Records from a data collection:
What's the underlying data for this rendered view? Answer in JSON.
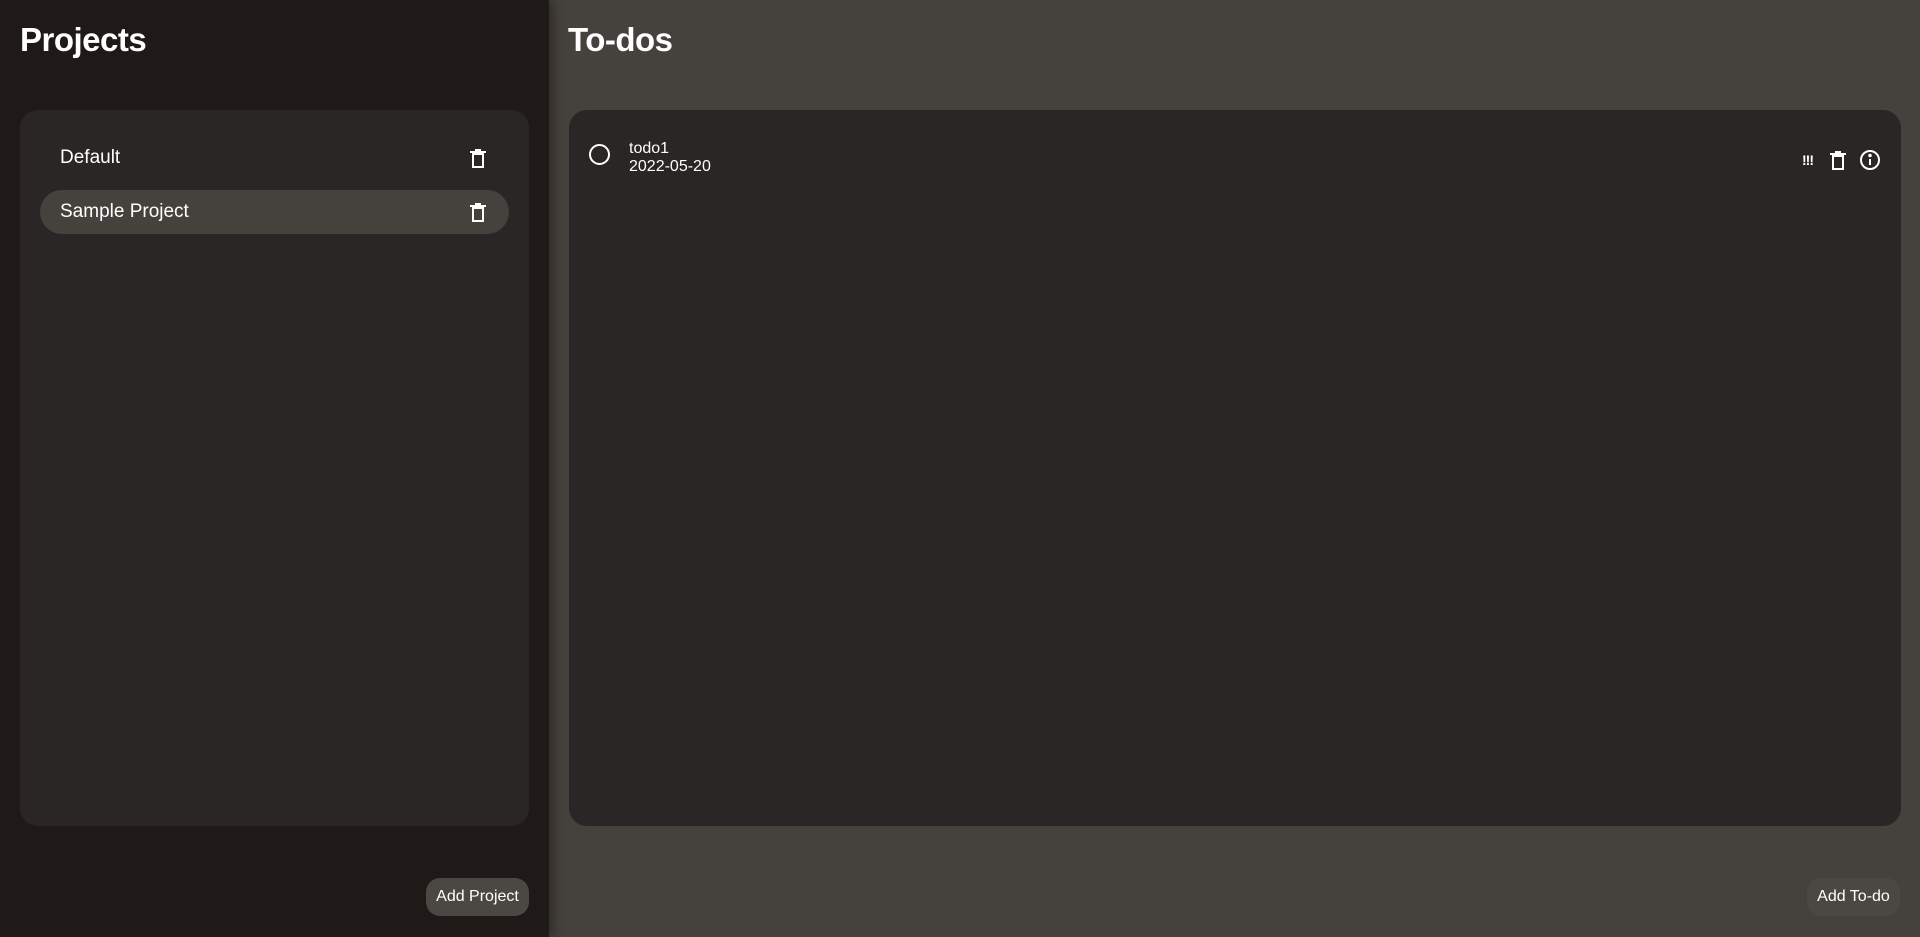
{
  "sidebar": {
    "title": "Projects",
    "projects": [
      {
        "label": "Default",
        "active": false
      },
      {
        "label": "Sample Project",
        "active": true
      }
    ],
    "add_button": "Add Project"
  },
  "main": {
    "title": "To-dos",
    "todos": [
      {
        "title": "todo1",
        "date": "2022-05-20",
        "priority": "!!!"
      }
    ],
    "add_button": "Add To-do"
  },
  "icons": {
    "delete": "trash-icon",
    "info": "info-icon",
    "complete": "circle-icon"
  },
  "colors": {
    "sidebar_bg": "#1f1a17",
    "main_bg": "#45413c",
    "panel_bg": "#292625",
    "active_item": "#45413c",
    "button_bg": "#4b4743"
  }
}
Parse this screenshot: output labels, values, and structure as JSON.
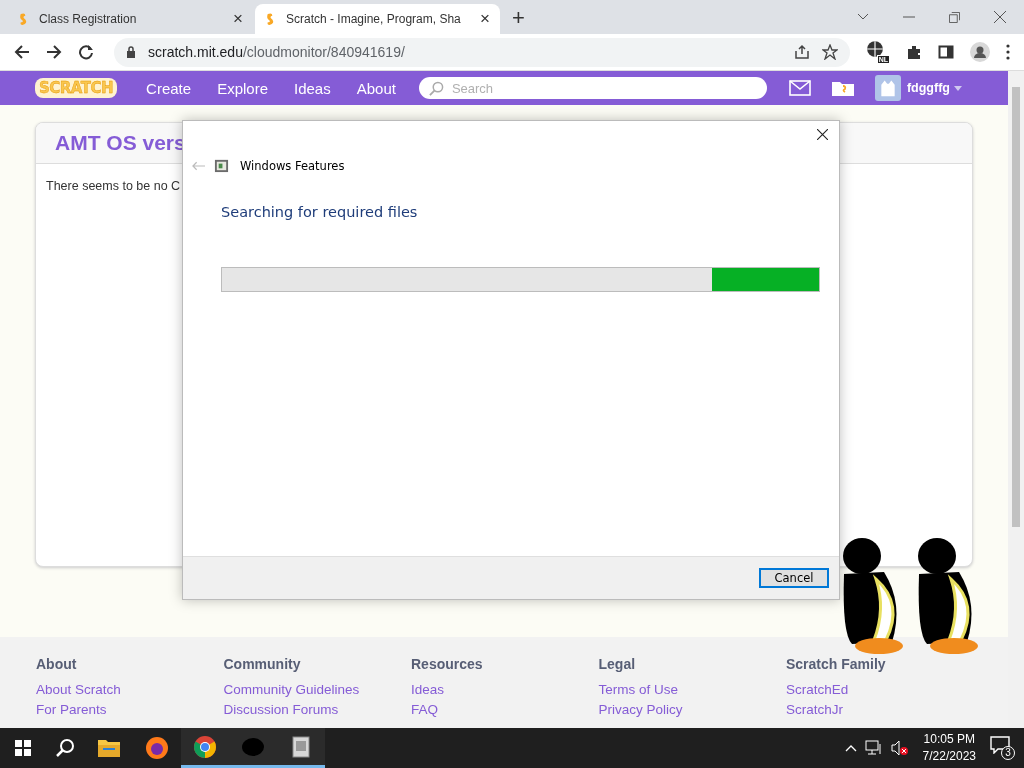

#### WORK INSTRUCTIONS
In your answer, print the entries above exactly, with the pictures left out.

#### OUTPUT
What's the underlying data for this rendered view? Answer in JSON.
{
  "sidebar": {
    "title": "Projects",
    "projects": [
      {
        "label": "Default",
        "active": false
      },
      {
        "label": "Sample Project",
        "active": true
      }
    ],
    "add_button": "Add Project"
  },
  "main": {
    "title": "To-dos",
    "todos": [
      {
        "title": "todo1",
        "date": "2022-05-20",
        "priority": "!!!"
      }
    ],
    "add_button": "Add To-do"
  },
  "icons": {
    "delete": "trash-icon",
    "info": "info-icon",
    "complete": "circle-icon"
  },
  "colors": {
    "sidebar_bg": "#1f1a17",
    "main_bg": "#45413c",
    "panel_bg": "#292625",
    "active_item": "#45413c",
    "button_bg": "#4b4743"
  }
}
Parse this screenshot: output labels, values, and structure as JSON.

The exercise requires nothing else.